**ACTIVITY:** Find the string "caption" in the material. Copy every line that has it.
======== INFORMATION GIVEN ========
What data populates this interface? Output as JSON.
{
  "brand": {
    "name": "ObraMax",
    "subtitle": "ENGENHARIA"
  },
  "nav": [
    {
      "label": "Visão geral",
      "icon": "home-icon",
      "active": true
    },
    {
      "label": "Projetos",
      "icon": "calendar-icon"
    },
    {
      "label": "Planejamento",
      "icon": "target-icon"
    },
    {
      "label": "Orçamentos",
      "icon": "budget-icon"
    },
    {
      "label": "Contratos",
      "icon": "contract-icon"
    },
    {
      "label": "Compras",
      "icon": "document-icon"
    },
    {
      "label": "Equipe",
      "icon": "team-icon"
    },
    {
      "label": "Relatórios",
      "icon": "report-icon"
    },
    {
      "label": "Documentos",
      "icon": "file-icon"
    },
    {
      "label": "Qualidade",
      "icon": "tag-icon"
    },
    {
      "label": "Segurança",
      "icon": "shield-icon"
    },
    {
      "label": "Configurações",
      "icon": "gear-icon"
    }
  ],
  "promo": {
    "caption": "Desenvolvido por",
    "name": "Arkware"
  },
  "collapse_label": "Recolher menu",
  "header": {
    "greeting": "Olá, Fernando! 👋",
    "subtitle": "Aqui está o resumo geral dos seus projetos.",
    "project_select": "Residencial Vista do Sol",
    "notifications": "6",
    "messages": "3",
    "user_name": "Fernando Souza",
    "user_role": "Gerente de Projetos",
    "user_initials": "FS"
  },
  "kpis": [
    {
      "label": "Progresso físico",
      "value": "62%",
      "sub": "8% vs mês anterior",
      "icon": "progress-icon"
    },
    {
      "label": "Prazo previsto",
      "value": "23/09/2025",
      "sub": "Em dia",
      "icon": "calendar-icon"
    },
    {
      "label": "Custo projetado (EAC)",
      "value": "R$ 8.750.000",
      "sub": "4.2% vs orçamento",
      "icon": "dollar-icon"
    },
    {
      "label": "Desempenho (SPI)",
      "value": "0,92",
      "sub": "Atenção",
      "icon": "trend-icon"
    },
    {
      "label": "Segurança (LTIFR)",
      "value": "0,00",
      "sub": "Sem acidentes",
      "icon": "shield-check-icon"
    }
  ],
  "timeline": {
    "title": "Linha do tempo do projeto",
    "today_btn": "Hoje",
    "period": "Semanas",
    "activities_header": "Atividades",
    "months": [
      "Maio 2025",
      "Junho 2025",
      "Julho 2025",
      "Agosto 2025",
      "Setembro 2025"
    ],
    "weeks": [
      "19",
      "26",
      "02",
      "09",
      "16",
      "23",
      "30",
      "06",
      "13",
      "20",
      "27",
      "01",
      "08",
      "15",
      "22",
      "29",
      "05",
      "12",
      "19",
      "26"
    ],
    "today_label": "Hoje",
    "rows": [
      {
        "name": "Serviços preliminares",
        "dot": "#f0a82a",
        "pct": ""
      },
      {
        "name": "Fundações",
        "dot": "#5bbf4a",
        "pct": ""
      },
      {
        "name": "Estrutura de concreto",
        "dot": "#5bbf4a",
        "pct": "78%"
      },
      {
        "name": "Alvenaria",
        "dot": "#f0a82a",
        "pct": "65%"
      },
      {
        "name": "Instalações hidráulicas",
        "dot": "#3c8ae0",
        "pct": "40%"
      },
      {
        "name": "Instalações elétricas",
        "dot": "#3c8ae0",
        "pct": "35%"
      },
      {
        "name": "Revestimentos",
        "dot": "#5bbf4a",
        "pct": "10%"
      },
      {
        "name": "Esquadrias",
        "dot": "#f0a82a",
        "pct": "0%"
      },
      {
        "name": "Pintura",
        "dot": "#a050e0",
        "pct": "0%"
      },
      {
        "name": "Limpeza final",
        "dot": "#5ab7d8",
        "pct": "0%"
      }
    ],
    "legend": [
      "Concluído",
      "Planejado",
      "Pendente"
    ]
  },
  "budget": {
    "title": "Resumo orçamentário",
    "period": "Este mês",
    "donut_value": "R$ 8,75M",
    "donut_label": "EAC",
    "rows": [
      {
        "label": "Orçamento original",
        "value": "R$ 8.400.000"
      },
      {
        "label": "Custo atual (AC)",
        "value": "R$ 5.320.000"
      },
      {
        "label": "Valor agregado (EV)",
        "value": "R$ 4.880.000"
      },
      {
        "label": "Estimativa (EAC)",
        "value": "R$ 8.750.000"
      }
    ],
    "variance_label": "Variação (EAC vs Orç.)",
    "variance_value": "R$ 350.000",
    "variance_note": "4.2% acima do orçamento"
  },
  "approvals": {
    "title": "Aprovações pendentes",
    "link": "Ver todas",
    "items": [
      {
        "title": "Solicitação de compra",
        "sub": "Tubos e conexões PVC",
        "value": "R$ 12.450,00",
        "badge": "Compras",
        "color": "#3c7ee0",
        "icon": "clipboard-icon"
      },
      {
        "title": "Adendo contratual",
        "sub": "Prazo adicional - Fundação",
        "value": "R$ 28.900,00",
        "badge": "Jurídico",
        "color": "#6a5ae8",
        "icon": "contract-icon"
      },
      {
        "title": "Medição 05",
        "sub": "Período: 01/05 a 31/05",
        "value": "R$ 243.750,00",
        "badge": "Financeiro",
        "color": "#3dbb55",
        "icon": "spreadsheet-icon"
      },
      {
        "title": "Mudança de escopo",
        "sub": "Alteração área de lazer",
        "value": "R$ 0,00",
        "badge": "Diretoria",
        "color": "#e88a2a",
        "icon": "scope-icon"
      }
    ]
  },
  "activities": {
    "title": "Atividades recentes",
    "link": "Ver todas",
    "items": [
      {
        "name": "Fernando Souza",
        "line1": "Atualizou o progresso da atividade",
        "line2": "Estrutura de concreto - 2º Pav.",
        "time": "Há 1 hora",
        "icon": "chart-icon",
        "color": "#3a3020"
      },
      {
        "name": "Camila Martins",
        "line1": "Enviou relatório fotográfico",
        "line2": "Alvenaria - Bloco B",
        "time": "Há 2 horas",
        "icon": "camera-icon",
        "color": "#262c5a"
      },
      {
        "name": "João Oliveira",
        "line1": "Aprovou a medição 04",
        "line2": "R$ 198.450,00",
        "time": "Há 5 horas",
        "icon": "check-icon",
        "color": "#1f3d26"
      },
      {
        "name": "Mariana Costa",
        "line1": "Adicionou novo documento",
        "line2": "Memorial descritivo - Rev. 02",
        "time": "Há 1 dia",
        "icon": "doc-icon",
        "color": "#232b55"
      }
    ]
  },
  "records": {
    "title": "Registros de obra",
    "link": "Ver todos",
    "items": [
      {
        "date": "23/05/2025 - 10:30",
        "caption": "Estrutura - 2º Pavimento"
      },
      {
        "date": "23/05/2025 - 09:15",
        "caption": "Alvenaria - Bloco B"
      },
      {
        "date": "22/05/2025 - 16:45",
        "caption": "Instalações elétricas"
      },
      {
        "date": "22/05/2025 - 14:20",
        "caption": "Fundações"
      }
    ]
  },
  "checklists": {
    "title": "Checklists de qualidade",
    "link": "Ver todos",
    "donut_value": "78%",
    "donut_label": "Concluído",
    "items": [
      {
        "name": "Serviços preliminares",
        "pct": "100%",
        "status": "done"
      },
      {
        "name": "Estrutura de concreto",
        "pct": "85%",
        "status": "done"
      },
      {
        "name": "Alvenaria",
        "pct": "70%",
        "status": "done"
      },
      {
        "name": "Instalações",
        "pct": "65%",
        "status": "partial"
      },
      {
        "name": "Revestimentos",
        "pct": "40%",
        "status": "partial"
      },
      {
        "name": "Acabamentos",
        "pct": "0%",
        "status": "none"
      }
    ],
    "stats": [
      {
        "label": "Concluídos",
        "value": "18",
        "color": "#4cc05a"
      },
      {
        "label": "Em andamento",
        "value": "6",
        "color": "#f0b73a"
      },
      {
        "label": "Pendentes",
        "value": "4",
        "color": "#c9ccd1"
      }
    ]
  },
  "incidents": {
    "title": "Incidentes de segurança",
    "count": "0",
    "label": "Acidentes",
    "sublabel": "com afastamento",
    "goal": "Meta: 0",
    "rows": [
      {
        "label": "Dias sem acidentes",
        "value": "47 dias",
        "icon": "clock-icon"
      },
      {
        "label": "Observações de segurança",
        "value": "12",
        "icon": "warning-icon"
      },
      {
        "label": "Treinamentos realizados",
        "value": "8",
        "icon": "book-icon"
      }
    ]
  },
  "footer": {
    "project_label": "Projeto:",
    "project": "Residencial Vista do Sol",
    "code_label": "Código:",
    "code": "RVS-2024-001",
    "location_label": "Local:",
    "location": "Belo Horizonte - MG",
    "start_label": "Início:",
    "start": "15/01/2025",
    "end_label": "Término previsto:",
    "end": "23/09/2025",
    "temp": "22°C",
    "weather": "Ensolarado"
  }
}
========
**REPLY:**
    "caption": "Desenvolvido por",
        "caption": "Estrutura - 2º Pavimento"
        "caption": "Alvenaria - Bloco B"
        "caption": "Instalações elétricas"
        "caption": "Fundações"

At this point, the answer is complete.